Sustainable Development Goal 6.1 seeks to “by 2030, achieve universal and equitable access to safe and affordable drinking water”, which is challenging particularly in Small Island Developing States (SIDS) and Pacific Island Countries (PIC). We report drinking water sources and services in the Solomon Islands and examine geographical inequalities.

Based on two quantitative baseline datasets of n = 1,598 rural and n = 1,068 urban households, we analyzed different drinking water variables (source type, collection time, amount, use, perceived quality, storage, treatment) and a composite index, drinking water service level. We stratified data by urban and rural areas and by province, mapped, and contextualized them.

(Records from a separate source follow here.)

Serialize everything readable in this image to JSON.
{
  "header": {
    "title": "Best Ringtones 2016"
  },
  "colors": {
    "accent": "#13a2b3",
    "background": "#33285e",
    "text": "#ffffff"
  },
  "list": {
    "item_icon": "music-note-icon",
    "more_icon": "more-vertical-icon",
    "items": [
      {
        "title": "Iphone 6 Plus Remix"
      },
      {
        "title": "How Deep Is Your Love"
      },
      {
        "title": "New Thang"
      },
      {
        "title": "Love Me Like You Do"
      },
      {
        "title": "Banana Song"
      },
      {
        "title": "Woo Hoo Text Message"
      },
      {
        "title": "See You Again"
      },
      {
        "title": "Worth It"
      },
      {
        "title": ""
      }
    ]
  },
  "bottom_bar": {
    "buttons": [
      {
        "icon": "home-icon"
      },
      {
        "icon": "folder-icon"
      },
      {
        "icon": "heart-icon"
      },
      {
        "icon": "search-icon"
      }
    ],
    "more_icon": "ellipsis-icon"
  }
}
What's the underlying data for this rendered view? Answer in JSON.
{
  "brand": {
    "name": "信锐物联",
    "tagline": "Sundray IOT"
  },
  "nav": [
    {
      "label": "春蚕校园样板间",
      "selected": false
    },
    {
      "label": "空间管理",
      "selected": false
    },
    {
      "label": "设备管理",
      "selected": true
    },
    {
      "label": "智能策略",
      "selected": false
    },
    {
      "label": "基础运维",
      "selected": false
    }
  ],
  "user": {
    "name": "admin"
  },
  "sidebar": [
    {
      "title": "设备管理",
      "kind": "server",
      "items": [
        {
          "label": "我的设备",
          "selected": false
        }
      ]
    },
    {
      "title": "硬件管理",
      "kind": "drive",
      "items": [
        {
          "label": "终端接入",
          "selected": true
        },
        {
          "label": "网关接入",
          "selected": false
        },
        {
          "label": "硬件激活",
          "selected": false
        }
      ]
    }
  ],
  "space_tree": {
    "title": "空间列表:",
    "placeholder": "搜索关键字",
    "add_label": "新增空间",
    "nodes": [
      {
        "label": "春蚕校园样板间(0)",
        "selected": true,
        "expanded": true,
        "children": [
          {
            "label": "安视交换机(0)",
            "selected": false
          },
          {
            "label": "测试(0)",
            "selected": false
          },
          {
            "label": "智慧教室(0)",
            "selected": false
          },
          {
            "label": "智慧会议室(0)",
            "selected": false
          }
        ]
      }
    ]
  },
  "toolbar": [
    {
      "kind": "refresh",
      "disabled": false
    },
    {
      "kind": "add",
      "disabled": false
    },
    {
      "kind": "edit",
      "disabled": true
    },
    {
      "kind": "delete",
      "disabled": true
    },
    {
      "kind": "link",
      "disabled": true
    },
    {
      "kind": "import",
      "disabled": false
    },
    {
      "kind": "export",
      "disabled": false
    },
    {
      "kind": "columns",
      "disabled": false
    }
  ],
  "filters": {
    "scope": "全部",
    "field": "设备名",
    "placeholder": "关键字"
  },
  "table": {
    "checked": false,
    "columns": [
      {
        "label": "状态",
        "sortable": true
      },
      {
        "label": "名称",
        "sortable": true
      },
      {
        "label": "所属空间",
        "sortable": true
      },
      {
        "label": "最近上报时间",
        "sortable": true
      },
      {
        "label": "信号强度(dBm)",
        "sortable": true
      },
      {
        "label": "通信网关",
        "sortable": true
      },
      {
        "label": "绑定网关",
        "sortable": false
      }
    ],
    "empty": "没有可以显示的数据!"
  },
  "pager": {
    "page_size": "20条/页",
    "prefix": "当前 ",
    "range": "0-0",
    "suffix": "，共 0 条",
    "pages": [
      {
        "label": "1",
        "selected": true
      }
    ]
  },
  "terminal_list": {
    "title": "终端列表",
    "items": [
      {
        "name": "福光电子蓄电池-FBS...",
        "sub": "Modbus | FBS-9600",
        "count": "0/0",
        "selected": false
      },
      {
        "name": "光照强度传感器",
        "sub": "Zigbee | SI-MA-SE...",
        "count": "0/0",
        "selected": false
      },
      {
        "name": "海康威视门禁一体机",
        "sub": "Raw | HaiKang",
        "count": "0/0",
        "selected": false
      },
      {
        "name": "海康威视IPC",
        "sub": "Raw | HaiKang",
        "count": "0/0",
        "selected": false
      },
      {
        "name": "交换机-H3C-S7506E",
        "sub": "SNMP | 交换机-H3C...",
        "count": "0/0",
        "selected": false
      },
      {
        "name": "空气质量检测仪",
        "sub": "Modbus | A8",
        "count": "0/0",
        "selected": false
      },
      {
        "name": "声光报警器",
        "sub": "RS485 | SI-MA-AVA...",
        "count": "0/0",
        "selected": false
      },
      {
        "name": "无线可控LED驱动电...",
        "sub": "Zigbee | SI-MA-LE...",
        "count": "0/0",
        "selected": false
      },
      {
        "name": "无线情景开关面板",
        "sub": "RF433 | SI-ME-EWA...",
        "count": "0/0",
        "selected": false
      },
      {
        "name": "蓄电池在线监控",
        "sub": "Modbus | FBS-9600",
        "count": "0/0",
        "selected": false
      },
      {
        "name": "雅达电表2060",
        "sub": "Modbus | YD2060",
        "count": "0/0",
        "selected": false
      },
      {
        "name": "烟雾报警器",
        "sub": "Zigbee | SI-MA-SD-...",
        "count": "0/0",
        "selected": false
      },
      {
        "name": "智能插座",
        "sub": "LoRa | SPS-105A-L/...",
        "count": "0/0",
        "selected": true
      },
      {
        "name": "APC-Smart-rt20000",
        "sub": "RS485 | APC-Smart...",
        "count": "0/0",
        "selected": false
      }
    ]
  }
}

There are substantive rural–urban drinking water inequalities in the Solomon Islands. Overall, urban households are more likely to: use improved drinking water sources, need less time to collect water, collect more water, store their water more safely, treat water prior to consumption, perceive their water quality as better and have an at least basic drinking water service than rural households. There are also provincial and center-periphery inequalities in drinking water access, with more centrally located provinces using piped water supplies and more distant and remote provinces using rainwater and surface water as their primary source. There are also inter-national inequalities. Out of all PICs, the Solomon Islands have among the lowest access to basic drinking water services: 92% of urban and 55% of rural households. Of all SIDS, PICs are least serviced.

This study shows that drinking water inequality is a critical issue, and highlights that all identified dimensions of inequality – rural–urban, provincial, center-periphery and inter-national – need to be explicitly recognized and addressed and included in pro-equity monitoring, policy and programming efforts by the Solomon Islands Government and stakeholders to reduce inequalities as per the Agenda 2030.

Geographical inequalities in drinking water in the Solomon Islands. C. Anthonj, J.W. Tracy, L. Fleming, K.F Shields, W.M Tikoisuva, E. Kelly, M.B Thakkar, R. Cronk, M. Overmars, J. Bartram. 2020.  Science of the Total Environment. 712. doi.org/10.1016/j.scitotenv.2019.135241